Heimlich is at pains to stress that religion, when done right, can be enormously beneficial – and that no faith has a monopoly on abuse and maltreatment. But from the evidence she presents it’s difficult to avoid concluding that certain types of abuse are peculiarly prevalent within Christianity.

A recurrent theme of the book is power – the basic power relationship between parent and child, the power of a religious leader to persuade parents to set aside their natural feelings and impose harsh, faith-based child-rearing methods, the power of priests and pastors to evade scrutiny and cover up their abuses, and, perhaps most shocking, the power of faith organisations to deny victims protection by using their political influence to secure “religious exemption” rules within child abuse legislation.

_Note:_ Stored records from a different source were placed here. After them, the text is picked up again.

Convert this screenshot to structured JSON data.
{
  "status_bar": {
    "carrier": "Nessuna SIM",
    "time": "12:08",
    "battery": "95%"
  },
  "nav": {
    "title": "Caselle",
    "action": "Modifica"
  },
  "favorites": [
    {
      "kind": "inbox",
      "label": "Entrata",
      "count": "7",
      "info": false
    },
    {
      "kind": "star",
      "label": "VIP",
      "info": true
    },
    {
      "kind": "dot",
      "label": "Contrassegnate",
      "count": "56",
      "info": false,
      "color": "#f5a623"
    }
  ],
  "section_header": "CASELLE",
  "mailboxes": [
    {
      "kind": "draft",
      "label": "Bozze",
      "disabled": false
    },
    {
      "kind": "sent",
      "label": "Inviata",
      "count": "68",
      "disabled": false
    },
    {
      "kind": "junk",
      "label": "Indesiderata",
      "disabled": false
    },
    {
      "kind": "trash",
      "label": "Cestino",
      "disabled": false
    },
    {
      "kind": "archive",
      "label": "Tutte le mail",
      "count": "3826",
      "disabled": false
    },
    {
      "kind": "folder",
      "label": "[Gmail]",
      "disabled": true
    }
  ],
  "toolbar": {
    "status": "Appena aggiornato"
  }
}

Religious groups have been active in lobbying against attempts to lengthen or abolish the statute of limitations within which child molestation victims can sue their abuser. Shockingly, as recently as 2008, the Catholic Church was aggressively mobilising its members to defeat New York state’s Child Victims Act; which would have allowed abuse victims an additional five-year window in which to pursue legal action. Given how long it can take for victims to summon the courage to come forward, a short time limit effectively guarantees that thousands of crimes will never be brought to light.

While Breaking the Will largely focuses on the United States, the recent killing in London of a young child accused of witchcraft (see page 36 of this issue) reminds us that there is no cause for complacency here. As our government seeks to give faith groups a greater role in our education system, and churches press for more legal exemptions from equalities legislation, this book is a timely reminder of the harm that can be done when the power of religious institutions goes unchallenged and under-scrutinised.

Reproduced from NEW HUMANIST MAY/JUNE 2012